All in all, though, it sounds as if New Yorkers managed this crises with aplomb.



Charlie Stross ::: (view all by) ::: August 16, 2003, 01:22 PM:

Depends which bits of Scotland -- Fife last weekend was baking, felt like low eighties or higher.

As a point of curiosity, doesn't the New York subway have its own power stations and distribution system? (The London Underground has three 200Mw power stations and isn't dependent on the grid, by design -- at least it did, as of about two years ago.)

Graham Sleight ::: (view all by) ::: August 16, 2003, 04:14 PM:

The London Underground power plant at Lots Road in Chelsea - a great bit of over-the-top Victorian industrial architecture, as I remember - was shut down in late 2001 for conversion into luxury flats. LU are now taking their power from the National Grid instead:


Nicholas ::: (view all by) ::: August 16, 2003, 10:41 PM:
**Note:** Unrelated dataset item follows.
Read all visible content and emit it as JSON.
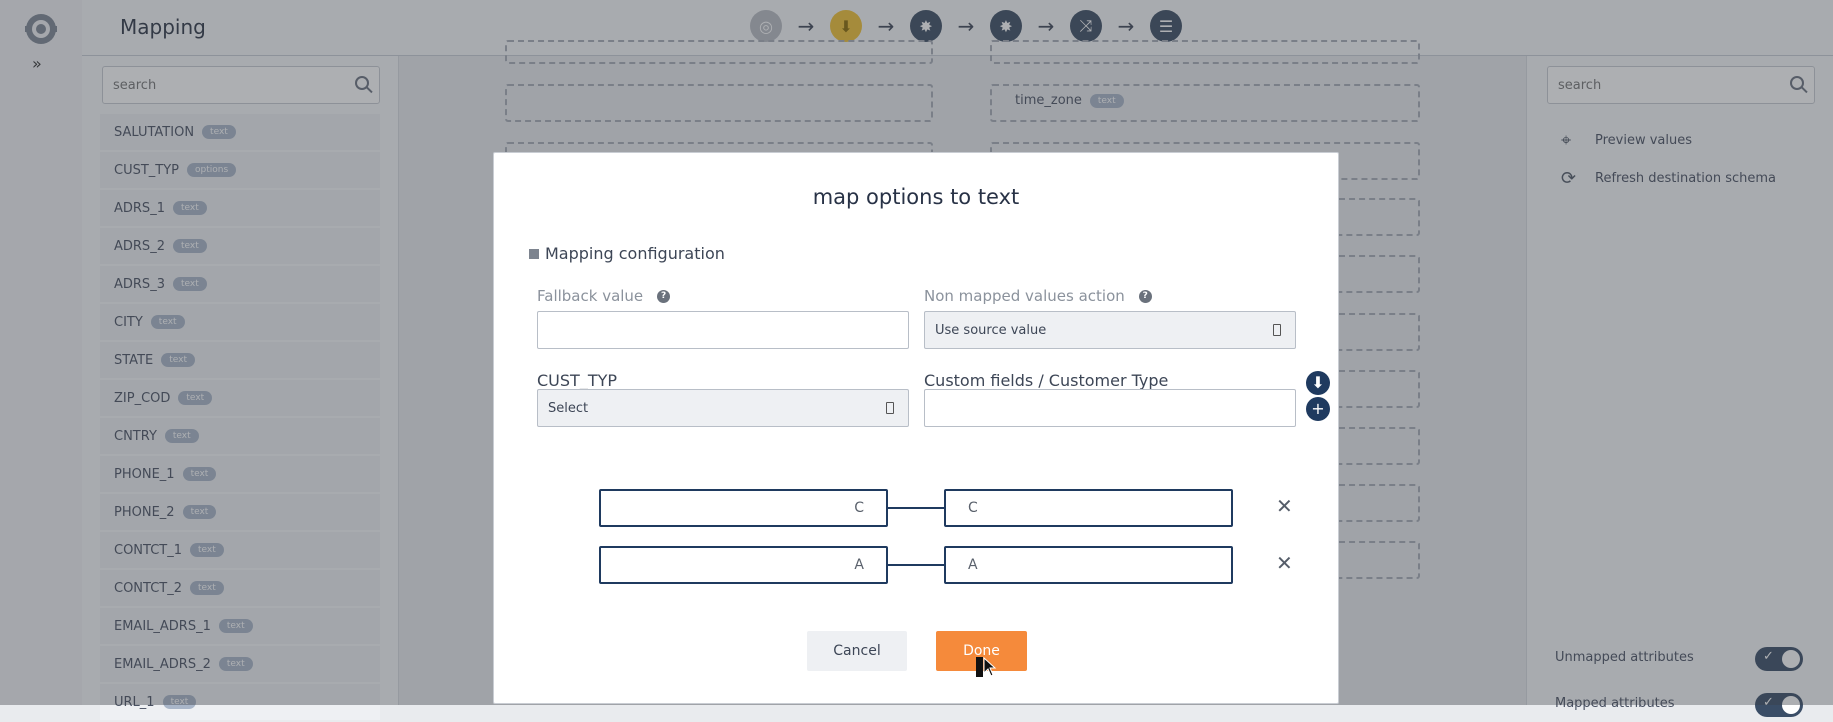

New York followed a similar path - two of the three original subway companies built their own powerhouses, which were sold to Con Edison in the 1940s. (The third, city-owned company got its power from Con Ed to begin with; the plant selloffs were after all three were unified under city control.)

If you're in Manhattan and walk or bike down the Hudson River pathway, the plant at 59th St. is one of them. On the 11th Ave. side, the words INTERBOROVGH RAPID TRANSIT COMPANY are still visible.
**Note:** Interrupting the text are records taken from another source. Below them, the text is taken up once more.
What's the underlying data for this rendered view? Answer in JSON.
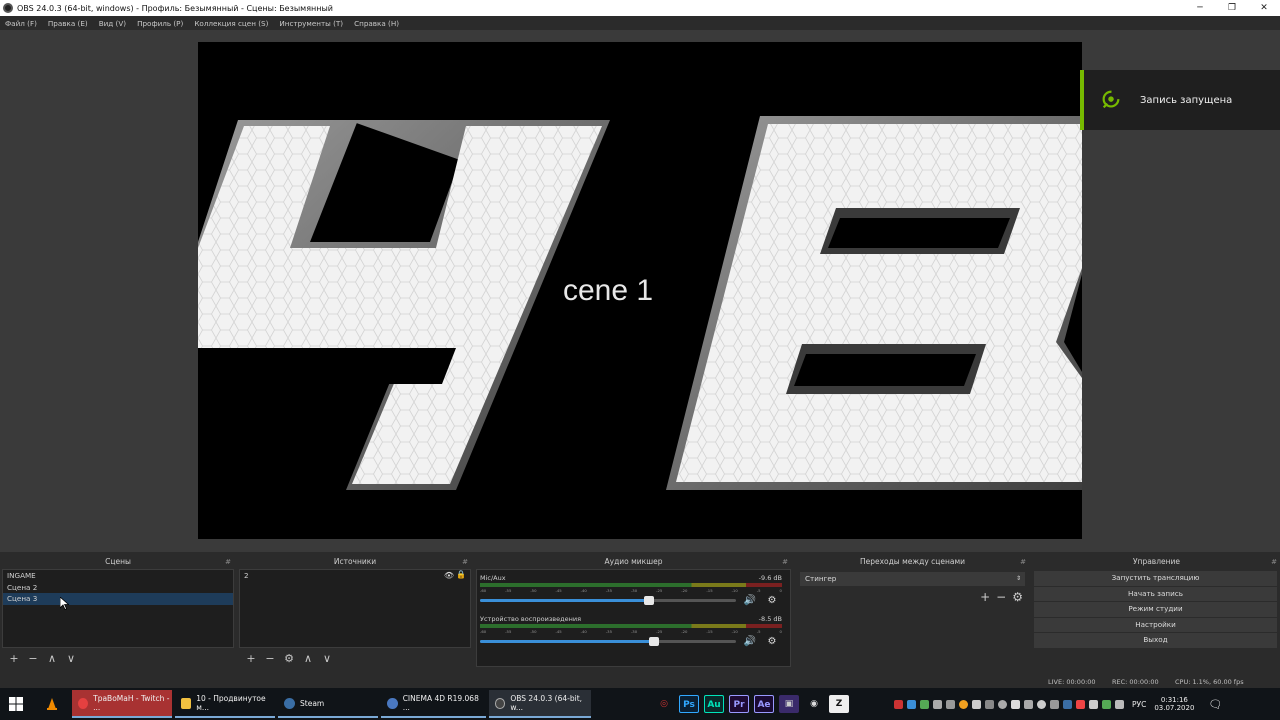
{
  "window": {
    "title": "OBS 24.0.3 (64-bit, windows) - Профиль: Безымянный - Сцены: Безымянный",
    "controls": [
      "─",
      "❐",
      "✕"
    ]
  },
  "menu": [
    "Файл (F)",
    "Правка (E)",
    "Вид (V)",
    "Профиль (P)",
    "Коллекция сцен (S)",
    "Инструменты (T)",
    "Справка (H)"
  ],
  "preview": {
    "overlay_text": "cene 1"
  },
  "toast": {
    "text": "Запись запущена",
    "accent": "#76b900"
  },
  "scenes": {
    "title": "Сцены",
    "items": [
      "INGAME",
      "Сцена 2",
      "Сцена 3"
    ],
    "selected_index": 2,
    "toolbar": [
      "+",
      "−",
      "∧",
      "∨"
    ]
  },
  "sources": {
    "title": "Источники",
    "items": [
      "2"
    ],
    "toolbar": [
      "+",
      "−",
      "⚙",
      "∧",
      "∨"
    ]
  },
  "mixer": {
    "title": "Аудио микшер",
    "channels": [
      {
        "name": "Mic/Aux",
        "db": "-9.6 dB",
        "volume": 0.66
      },
      {
        "name": "Устройство воспроизведения",
        "db": "-8.5 dB",
        "volume": 0.68
      }
    ],
    "scale": [
      "-60",
      "-55",
      "-50",
      "-45",
      "-40",
      "-35",
      "-30",
      "-25",
      "-20",
      "-15",
      "-10",
      "-5",
      "0"
    ]
  },
  "transitions": {
    "title": "Переходы между сценами",
    "selected": "Стингер",
    "toolbar": [
      "+",
      "−",
      "⚙"
    ]
  },
  "controls": {
    "title": "Управление",
    "buttons": [
      "Запустить трансляцию",
      "Начать запись",
      "Режим студии",
      "Настройки",
      "Выход"
    ]
  },
  "status": {
    "live": "LIVE: 00:00:00",
    "rec": "REC: 00:00:00",
    "cpu": "CPU: 1.1%, 60.00 fps"
  },
  "taskbar": {
    "items": [
      {
        "label": "ТраВоМаН - Twitch - ...",
        "color": "#c0392b"
      },
      {
        "label": "10 - Продвинутое м...",
        "color": "#f0c040"
      },
      {
        "label": "Steam",
        "color": "#3a6ea5"
      },
      {
        "label": "CINEMA 4D R19.068 ...",
        "color": "#4a78c0"
      },
      {
        "label": "OBS 24.0.3 (64-bit, w...",
        "color": "#444444"
      }
    ],
    "apps": [
      {
        "label": "Ps",
        "bg": "#0a1f33",
        "fg": "#31a8ff"
      },
      {
        "label": "Au",
        "bg": "#0a2a2a",
        "fg": "#00e4bb"
      },
      {
        "label": "Pr",
        "bg": "#1e0a33",
        "fg": "#9999ff"
      },
      {
        "label": "Ae",
        "bg": "#1a0a33",
        "fg": "#9999ff"
      }
    ],
    "lang": "РУС",
    "time": "0:31:16",
    "date": "03.07.2020"
  }
}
Teresa Nielsen Hayden ::: (view all by) ::: August 17, 2003, 04:31 PM:

Did anyone else notice the strained quality of commentators' tactful remarks about Cleveland being wholly dependent on electrically-powered pumps for its water system, but not having a backup power supply for use in emergencies?

Chris Quinones ::: (view all by) ::: August 17, 2003, 06:25 PM:

Nicholas, that's probably a substation (AC-DC transformer doohickey), of which I encountered a wonderful specimen in Washington Heights (191 St 1/9) last summer while on a job interview. Very Medici-villa ambiance. Someone has written a book on NYC substations which I'll need to find a citation online for at some point.

the talking dog ::: (view all by) ::: August 18, 2003, 09:49 AM:



The name of the book is New York's Forgotten Substations: The Power Behind the Subway by Chris Payne.

Another amazing area of architecture are the water tunnels; there is a city beneath the city, to bring us water, power, steam, and move people that is just beyond comprehension-- but was largely installed 75-100 years ago!

Amazing, all things considered, when nowadays, just conceiving of the environmental impact statements and the NIMBY suits such things would entail is mindboggling.

Mark ::: (view all by) ::: August 18, 2003, 11:42 AM:

Today's Astronomy Picture of the Day is a lovely panoramic view of NYC lit mostly by the moon (and Mars) during the outage:


Nicholas ::: (view all by) ::: August 19, 2003, 12:37 AM:

Chris, the 59th St. edifice is indeed the original IRT power plant, and a most impressive structure it is.

Selling the plants has probably been an improvement overall. Metro-North (the commuter rail to points north of NYC) used to generate their own power at a single plant in Cos Cob, which was notoriously problematic; reliability has improved since they retired it -- fortunately, these situations when an isolated power plant would have been handy are uncommon!

Back above ground, several restaurants in my neighborhood were serving food for a couple of hours - then they ran out. I walked into a deli at around 10 PM, where you could order anything you wanted... so long as it was flatbread with either tuna salad or cream cheese, the toppings each being stored in a near-empty tub sitting on a pile of ice. They'd emptied their entire soda fridge in about twenty minutes!

James D. Macdonald COMMENT SPAM ::: (view all by) ::: January 19, 2004, 05:31 PM:

Comment spammers will die slow, horrible deaths. They are all criminals and maggots.